Your task → Which of the lines below include the word "duration"? Pull each one out.

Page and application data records
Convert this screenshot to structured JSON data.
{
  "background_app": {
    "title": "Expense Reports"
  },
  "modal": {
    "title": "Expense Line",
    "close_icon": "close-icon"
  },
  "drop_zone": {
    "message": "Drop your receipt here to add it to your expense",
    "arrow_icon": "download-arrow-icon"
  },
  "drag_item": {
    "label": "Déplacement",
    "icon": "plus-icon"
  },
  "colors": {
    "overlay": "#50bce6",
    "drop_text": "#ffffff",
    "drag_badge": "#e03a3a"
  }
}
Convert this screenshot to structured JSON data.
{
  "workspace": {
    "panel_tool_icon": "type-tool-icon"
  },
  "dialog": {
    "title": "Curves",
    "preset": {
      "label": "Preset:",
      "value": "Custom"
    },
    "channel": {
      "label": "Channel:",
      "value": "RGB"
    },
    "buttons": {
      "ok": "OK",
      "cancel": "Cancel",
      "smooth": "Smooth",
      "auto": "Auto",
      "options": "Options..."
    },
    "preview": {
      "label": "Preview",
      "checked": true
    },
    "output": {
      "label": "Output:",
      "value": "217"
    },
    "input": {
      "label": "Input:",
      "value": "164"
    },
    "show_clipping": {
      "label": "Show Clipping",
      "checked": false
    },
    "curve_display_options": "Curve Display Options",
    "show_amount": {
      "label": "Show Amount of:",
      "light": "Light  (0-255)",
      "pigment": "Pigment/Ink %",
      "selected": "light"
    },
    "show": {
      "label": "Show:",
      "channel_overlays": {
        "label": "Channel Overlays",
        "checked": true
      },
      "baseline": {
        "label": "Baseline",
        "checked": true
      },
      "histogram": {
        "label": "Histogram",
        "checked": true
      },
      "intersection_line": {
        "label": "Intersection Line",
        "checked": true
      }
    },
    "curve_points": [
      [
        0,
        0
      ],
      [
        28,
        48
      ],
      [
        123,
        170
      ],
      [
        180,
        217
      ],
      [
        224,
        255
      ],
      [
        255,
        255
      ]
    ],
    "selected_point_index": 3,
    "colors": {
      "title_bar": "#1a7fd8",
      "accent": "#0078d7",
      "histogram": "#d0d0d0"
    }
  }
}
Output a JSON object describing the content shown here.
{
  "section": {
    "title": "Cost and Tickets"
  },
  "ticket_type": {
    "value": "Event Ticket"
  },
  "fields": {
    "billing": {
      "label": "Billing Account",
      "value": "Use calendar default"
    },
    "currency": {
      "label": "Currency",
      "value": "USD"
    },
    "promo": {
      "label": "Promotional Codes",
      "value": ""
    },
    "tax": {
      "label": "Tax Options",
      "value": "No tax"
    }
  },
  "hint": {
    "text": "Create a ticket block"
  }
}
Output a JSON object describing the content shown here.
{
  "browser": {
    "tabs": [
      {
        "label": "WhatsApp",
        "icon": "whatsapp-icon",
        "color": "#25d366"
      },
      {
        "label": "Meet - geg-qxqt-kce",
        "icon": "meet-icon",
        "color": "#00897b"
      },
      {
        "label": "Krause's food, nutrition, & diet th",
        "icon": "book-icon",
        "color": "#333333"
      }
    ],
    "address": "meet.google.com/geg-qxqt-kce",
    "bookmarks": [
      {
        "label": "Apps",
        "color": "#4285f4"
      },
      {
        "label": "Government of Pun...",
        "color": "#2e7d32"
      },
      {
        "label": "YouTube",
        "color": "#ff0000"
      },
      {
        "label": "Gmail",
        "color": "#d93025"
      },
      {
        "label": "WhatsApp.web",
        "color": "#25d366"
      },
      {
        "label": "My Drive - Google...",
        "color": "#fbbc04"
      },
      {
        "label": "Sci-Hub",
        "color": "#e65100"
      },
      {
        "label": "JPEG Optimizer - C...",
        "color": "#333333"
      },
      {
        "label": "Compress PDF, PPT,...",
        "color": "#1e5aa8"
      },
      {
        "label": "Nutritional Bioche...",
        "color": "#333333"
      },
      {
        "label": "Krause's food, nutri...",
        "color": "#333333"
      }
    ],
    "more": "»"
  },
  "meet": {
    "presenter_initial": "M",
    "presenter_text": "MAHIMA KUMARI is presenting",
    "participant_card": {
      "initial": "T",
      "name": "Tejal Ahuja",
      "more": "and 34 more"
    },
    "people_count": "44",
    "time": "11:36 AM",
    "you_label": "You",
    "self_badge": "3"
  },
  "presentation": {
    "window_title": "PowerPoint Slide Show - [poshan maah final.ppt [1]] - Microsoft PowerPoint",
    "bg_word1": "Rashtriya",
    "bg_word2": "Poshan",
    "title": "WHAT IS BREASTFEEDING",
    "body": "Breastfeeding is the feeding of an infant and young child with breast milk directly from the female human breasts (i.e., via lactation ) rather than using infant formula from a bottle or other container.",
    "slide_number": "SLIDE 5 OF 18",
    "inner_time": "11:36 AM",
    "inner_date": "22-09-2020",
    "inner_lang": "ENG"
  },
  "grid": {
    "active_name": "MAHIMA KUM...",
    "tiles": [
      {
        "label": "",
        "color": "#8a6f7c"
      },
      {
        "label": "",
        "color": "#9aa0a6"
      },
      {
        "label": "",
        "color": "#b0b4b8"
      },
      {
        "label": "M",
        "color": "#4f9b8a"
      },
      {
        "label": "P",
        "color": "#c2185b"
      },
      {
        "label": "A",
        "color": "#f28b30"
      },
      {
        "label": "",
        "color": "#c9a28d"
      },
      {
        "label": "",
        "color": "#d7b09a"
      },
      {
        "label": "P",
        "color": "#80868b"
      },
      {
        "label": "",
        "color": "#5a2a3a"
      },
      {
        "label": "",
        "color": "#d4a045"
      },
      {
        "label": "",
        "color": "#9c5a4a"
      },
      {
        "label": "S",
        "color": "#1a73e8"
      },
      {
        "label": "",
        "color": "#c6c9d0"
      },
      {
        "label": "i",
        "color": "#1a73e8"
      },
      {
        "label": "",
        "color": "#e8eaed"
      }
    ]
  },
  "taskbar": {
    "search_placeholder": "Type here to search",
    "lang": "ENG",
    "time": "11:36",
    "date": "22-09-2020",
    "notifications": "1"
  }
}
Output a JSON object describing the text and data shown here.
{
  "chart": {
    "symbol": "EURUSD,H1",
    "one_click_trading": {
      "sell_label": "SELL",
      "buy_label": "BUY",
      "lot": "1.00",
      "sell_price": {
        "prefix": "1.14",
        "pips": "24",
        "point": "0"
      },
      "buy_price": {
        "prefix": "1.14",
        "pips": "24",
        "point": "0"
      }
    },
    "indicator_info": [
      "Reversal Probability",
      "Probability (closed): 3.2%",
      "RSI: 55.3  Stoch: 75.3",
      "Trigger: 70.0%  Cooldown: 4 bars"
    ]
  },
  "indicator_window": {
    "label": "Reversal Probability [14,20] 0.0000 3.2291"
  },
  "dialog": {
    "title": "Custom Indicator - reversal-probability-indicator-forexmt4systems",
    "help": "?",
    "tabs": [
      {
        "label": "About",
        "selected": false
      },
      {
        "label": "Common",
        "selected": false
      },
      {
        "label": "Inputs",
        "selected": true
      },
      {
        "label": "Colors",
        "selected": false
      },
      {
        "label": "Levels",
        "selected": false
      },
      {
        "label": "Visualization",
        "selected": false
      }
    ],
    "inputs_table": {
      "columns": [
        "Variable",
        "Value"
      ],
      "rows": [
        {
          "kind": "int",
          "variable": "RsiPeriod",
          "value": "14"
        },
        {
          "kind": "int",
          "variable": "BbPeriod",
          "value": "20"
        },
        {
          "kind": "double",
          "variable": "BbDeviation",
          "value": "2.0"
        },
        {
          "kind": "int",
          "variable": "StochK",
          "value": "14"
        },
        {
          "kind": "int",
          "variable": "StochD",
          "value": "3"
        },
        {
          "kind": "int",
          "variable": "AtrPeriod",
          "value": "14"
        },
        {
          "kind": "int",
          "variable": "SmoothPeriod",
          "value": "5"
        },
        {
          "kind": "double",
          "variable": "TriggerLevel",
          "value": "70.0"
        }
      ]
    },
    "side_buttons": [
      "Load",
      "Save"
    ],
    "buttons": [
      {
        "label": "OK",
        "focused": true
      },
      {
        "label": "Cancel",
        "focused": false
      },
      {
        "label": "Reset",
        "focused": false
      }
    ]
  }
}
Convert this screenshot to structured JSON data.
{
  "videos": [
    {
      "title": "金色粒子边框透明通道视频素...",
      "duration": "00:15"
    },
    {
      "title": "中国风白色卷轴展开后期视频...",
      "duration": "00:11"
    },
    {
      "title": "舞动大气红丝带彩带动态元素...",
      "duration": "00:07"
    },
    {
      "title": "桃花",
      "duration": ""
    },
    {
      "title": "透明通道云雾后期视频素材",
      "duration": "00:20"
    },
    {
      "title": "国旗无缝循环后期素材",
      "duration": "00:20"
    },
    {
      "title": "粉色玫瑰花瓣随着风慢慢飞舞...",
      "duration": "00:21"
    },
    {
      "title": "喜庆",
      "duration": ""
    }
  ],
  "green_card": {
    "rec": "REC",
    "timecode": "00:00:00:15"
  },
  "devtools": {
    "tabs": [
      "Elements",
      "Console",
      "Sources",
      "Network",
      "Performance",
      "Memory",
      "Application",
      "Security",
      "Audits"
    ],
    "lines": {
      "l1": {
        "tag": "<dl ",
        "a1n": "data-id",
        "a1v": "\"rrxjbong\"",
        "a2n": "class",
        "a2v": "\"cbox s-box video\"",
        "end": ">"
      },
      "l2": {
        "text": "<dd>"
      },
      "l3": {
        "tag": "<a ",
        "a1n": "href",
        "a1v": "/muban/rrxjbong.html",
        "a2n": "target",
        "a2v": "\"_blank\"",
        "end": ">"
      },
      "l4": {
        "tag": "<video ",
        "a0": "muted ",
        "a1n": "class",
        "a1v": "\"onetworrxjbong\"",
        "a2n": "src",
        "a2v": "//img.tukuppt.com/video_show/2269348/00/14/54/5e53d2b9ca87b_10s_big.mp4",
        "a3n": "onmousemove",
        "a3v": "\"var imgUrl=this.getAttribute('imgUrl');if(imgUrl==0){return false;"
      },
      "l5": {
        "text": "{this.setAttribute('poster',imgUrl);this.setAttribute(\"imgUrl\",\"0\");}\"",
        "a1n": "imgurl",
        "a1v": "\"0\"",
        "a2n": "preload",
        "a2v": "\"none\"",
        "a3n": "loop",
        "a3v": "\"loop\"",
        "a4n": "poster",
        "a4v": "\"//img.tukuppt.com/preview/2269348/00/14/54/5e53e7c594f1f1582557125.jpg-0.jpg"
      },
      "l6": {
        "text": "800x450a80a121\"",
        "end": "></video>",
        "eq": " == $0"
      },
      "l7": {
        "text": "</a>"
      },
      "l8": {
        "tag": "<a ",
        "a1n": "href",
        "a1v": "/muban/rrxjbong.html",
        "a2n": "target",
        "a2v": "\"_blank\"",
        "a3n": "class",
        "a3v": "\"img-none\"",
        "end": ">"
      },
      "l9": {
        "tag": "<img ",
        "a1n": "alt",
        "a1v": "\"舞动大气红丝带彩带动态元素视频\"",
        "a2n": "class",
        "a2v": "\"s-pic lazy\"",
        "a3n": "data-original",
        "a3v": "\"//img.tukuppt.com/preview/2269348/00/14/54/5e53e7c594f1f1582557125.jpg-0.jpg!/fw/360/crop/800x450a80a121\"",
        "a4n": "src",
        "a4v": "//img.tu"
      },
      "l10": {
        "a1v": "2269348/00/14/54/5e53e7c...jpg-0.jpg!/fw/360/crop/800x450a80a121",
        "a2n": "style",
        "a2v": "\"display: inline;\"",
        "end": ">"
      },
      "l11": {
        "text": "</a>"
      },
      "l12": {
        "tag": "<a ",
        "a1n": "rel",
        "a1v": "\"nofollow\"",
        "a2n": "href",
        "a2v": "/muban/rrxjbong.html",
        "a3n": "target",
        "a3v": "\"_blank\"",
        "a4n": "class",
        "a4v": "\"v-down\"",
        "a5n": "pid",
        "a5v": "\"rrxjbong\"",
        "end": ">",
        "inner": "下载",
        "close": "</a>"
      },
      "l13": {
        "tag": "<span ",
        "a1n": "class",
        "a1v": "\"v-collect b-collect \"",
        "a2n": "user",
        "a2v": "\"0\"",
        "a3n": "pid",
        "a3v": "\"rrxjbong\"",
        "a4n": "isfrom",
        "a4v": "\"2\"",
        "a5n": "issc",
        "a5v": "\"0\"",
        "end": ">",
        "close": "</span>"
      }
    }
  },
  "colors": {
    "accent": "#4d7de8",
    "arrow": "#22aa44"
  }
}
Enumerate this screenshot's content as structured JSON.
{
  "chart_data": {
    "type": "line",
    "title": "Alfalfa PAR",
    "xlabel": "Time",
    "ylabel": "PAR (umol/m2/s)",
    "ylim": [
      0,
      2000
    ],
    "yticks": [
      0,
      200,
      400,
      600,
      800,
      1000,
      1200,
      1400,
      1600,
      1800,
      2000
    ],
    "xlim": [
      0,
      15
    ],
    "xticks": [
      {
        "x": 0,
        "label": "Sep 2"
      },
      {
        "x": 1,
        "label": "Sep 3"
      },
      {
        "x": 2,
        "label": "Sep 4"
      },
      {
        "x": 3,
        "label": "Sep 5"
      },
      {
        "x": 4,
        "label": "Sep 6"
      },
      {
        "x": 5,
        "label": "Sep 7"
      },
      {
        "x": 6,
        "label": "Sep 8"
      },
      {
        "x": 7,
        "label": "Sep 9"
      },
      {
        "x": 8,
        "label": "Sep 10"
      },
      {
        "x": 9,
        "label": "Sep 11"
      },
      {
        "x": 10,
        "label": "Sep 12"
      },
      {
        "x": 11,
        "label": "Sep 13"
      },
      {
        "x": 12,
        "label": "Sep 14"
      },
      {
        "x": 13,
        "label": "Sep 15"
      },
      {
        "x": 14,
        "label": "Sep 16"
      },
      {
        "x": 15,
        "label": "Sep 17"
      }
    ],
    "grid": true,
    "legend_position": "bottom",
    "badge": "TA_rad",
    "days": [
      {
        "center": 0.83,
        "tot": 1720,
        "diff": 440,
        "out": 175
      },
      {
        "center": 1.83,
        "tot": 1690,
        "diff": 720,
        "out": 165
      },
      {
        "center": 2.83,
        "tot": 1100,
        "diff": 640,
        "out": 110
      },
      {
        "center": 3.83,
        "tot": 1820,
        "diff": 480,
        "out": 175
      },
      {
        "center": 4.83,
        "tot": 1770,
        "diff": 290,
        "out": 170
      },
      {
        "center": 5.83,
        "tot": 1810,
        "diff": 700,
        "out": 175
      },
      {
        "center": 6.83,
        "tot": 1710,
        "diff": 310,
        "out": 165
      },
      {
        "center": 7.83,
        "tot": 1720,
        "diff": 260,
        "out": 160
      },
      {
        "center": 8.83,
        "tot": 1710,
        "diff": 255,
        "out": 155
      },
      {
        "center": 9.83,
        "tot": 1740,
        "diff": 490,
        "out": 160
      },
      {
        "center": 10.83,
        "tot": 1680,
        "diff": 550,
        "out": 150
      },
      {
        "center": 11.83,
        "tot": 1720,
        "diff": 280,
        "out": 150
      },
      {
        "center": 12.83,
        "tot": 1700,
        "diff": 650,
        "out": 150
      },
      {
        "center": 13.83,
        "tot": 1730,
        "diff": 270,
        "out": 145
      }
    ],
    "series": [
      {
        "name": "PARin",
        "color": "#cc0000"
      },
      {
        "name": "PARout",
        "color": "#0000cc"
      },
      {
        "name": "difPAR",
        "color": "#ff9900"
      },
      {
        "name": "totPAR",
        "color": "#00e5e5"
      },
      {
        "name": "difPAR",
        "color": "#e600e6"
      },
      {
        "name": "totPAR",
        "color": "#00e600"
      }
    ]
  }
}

Response below →
      "duration": "00:15"
      "duration": "00:11"
      "duration": "00:07"
      "duration": ""
      "duration": "00:20"
      "duration": "00:20"
      "duration": "00:21"
      "duration": ""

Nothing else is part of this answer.